**Description of the task:**
Would you give the data below back exactly as it reads?

**Materials provided:**

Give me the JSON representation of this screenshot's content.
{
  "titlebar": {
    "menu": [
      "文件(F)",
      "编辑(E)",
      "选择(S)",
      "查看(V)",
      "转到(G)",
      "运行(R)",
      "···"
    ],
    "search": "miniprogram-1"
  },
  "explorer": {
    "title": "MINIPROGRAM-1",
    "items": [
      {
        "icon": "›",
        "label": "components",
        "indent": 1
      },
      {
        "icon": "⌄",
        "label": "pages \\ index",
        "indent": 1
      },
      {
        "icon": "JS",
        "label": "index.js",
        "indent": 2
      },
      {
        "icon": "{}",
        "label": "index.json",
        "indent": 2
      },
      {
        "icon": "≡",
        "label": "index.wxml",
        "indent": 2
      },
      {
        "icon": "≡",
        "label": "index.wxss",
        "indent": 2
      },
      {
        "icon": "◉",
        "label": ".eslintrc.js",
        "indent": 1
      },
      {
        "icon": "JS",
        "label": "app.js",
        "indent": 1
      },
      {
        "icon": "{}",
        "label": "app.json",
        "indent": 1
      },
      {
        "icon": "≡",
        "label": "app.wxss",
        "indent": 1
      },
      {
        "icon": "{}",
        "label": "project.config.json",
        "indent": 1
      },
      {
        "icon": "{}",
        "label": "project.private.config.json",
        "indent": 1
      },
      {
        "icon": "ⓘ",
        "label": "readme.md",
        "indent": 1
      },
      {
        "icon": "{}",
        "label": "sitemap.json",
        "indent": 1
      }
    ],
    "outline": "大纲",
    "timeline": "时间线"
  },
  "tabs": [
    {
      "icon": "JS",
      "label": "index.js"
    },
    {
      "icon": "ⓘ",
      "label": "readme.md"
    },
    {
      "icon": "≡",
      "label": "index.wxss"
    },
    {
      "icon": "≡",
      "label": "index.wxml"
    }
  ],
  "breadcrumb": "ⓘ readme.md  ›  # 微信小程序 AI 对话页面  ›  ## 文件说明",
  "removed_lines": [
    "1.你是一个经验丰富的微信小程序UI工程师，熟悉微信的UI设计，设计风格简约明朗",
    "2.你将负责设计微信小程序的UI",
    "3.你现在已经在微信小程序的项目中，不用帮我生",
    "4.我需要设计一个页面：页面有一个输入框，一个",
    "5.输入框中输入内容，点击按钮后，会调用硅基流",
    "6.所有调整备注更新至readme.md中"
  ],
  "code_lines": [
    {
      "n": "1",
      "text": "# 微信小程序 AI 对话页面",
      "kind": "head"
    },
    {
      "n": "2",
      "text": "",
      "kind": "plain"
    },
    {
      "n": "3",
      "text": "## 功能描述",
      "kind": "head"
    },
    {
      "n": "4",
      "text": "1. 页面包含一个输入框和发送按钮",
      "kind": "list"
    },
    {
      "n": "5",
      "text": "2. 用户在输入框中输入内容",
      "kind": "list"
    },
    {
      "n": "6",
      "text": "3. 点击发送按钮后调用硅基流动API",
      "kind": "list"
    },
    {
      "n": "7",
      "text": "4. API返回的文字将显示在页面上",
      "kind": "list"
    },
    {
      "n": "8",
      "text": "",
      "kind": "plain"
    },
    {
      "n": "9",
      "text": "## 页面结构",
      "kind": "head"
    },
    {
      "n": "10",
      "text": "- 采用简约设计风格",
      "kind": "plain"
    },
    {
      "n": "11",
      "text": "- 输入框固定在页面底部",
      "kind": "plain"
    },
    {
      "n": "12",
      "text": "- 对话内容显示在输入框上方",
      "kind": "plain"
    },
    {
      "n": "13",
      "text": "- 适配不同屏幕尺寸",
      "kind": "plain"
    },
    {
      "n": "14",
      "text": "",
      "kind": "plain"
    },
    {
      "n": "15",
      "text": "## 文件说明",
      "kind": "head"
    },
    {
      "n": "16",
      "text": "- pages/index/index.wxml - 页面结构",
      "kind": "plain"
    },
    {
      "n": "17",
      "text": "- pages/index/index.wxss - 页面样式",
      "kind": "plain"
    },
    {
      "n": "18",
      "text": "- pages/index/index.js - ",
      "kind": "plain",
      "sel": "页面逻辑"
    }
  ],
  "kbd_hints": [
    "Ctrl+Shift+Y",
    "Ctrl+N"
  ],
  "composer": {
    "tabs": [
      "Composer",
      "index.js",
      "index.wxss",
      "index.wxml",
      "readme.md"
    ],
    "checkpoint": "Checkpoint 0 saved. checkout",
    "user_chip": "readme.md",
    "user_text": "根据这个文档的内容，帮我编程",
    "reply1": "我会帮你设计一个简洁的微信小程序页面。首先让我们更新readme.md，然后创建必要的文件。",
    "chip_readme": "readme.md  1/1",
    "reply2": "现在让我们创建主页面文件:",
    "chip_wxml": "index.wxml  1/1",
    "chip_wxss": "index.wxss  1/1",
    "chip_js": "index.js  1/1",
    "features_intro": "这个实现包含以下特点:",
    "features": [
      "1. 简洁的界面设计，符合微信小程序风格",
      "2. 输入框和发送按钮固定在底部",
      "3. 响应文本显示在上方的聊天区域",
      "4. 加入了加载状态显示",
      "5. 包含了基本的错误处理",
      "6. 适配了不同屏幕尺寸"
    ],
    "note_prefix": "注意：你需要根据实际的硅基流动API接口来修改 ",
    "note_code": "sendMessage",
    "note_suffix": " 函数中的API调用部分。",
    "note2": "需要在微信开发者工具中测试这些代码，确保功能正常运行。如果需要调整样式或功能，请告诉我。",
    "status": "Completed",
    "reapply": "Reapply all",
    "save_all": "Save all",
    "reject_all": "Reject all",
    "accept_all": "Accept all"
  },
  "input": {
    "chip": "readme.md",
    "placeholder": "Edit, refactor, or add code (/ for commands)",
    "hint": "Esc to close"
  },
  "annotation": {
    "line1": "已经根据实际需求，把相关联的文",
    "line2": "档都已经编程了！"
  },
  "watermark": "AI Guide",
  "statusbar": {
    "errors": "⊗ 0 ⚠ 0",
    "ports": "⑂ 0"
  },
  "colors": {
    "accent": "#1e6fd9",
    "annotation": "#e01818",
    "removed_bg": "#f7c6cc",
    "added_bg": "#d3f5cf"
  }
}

**Reply to the task:**
Give me the JSON representation of this screenshot's content.
{
  "titlebar": {
    "menu": [
      "文件(F)",
      "编辑(E)",
      "选择(S)",
      "查看(V)",
      "转到(G)",
      "运行(R)",
      "···"
    ],
    "search": "miniprogram-1"
  },
  "explorer": {
    "title": "MINIPROGRAM-1",
    "items": [
      {
        "icon": "›",
        "label": "components",
        "indent": 1
      },
      {
        "icon": "⌄",
        "label": "pages \\ index",
        "indent": 1
      },
      {
        "icon": "JS",
        "label": "index.js",
        "indent": 2
      },
      {
        "icon": "{}",
        "label": "index.json",
        "indent": 2
      },
      {
        "icon": "≡",
        "label": "index.wxml",
        "indent": 2
      },
      {
        "icon": "≡",
        "label": "index.wxss",
        "indent": 2
      },
      {
        "icon": "◉",
        "label": ".eslintrc.js",
        "indent": 1
      },
      {
        "icon": "JS",
        "label": "app.js",
        "indent": 1
      },
      {
        "icon": "{}",
        "label": "app.json",
        "indent": 1
      },
      {
        "icon": "≡",
        "label": "app.wxss",
        "indent": 1
      },
      {
        "icon": "{}",
        "label": "project.config.json",
        "indent": 1
      },
      {
        "icon": "{}",
        "label": "project.private.config.json",
        "indent": 1
      },
      {
        "icon": "ⓘ",
        "label": "readme.md",
        "indent": 1
      },
      {
        "icon": "{}",
        "label": "sitemap.json",
        "indent": 1
      }
    ],
    "outline": "大纲",
    "timeline": "时间线"
  },
  "tabs": [
    {
      "icon": "JS",
      "label": "index.js"
    },
    {
      "icon": "ⓘ",
      "label": "readme.md"
    },
    {
      "icon": "≡",
      "label": "index.wxss"
    },
    {
      "icon": "≡",
      "label": "index.wxml"
    }
  ],
  "breadcrumb": "ⓘ readme.md  ›  # 微信小程序 AI 对话页面  ›  ## 文件说明",
  "removed_lines": [
    "1.你是一个经验丰富的微信小程序UI工程师，熟悉微信的UI设计，设计风格简约明朗",
    "2.你将负责设计微信小程序的UI",
    "3.你现在已经在微信小程序的项目中，不用帮我生",
    "4.我需要设计一个页面：页面有一个输入框，一个",
    "5.输入框中输入内容，点击按钮后，会调用硅基流",
    "6.所有调整备注更新至readme.md中"
  ],
  "code_lines": [
    {
      "n": "1",
      "text": "# 微信小程序 AI 对话页面",
      "kind": "head"
    },
    {
      "n": "2",
      "text": "",
      "kind": "plain"
    },
    {
      "n": "3",
      "text": "## 功能描述",
      "kind": "head"
    },
    {
      "n": "4",
      "text": "1. 页面包含一个输入框和发送按钮",
      "kind": "list"
    },
    {
      "n": "5",
      "text": "2. 用户在输入框中输入内容",
      "kind": "list"
    },
    {
      "n": "6",
      "text": "3. 点击发送按钮后调用硅基流动API",
      "kind": "list"
    },
    {
      "n": "7",
      "text": "4. API返回的文字将显示在页面上",
      "kind": "list"
    },
    {
      "n": "8",
      "text": "",
      "kind": "plain"
    },
    {
      "n": "9",
      "text": "## 页面结构",
      "kind": "head"
    },
    {
      "n": "10",
      "text": "- 采用简约设计风格",
      "kind": "plain"
    },
    {
      "n": "11",
      "text": "- 输入框固定在页面底部",
      "kind": "plain"
    },
    {
      "n": "12",
      "text": "- 对话内容显示在输入框上方",
      "kind": "plain"
    },
    {
      "n": "13",
      "text": "- 适配不同屏幕尺寸",
      "kind": "plain"
    },
    {
      "n": "14",
      "text": "",
      "kind": "plain"
    },
    {
      "n": "15",
      "text": "## 文件说明",
      "kind": "head"
    },
    {
      "n": "16",
      "text": "- pages/index/index.wxml - 页面结构",
      "kind": "plain"
    },
    {
      "n": "17",
      "text": "- pages/index/index.wxss - 页面样式",
      "kind": "plain"
    },
    {
      "n": "18",
      "text": "- pages/index/index.js - ",
      "kind": "plain",
      "sel": "页面逻辑"
    }
  ],
  "kbd_hints": [
    "Ctrl+Shift+Y",
    "Ctrl+N"
  ],
  "composer": {
    "tabs": [
      "Composer",
      "index.js",
      "index.wxss",
      "index.wxml",
      "readme.md"
    ],
    "checkpoint": "Checkpoint 0 saved. checkout",
    "user_chip": "readme.md",
    "user_text": "根据这个文档的内容，帮我编程",
    "reply1": "我会帮你设计一个简洁的微信小程序页面。首先让我们更新readme.md，然后创建必要的文件。",
    "chip_readme": "readme.md  1/1",
    "reply2": "现在让我们创建主页面文件:",
    "chip_wxml": "index.wxml  1/1",
    "chip_wxss": "index.wxss  1/1",
    "chip_js": "index.js  1/1",
    "features_intro": "这个实现包含以下特点:",
    "features": [
      "1. 简洁的界面设计，符合微信小程序风格",
      "2. 输入框和发送按钮固定在底部",
      "3. 响应文本显示在上方的聊天区域",
      "4. 加入了加载状态显示",
      "5. 包含了基本的错误处理",
      "6. 适配了不同屏幕尺寸"
    ],
    "note_prefix": "注意：你需要根据实际的硅基流动API接口来修改 ",
    "note_code": "sendMessage",
    "note_suffix": " 函数中的API调用部分。",
    "note2": "需要在微信开发者工具中测试这些代码，确保功能正常运行。如果需要调整样式或功能，请告诉我。",
    "status": "Completed",
    "reapply": "Reapply all",
    "save_all": "Save all",
    "reject_all": "Reject all",
    "accept_all": "Accept all"
  },
  "input": {
    "chip": "readme.md",
    "placeholder": "Edit, refactor, or add code (/ for commands)",
    "hint": "Esc to close"
  },
  "annotation": {
    "line1": "已经根据实际需求，把相关联的文",
    "line2": "档都已经编程了！"
  },
  "watermark": "AI Guide",
  "statusbar": {
    "errors": "⊗ 0 ⚠ 0",
    "ports": "⑂ 0"
  },
  "colors": {
    "accent": "#1e6fd9",
    "annotation": "#e01818",
    "removed_bg": "#f7c6cc",
    "added_bg": "#d3f5cf"
  }
}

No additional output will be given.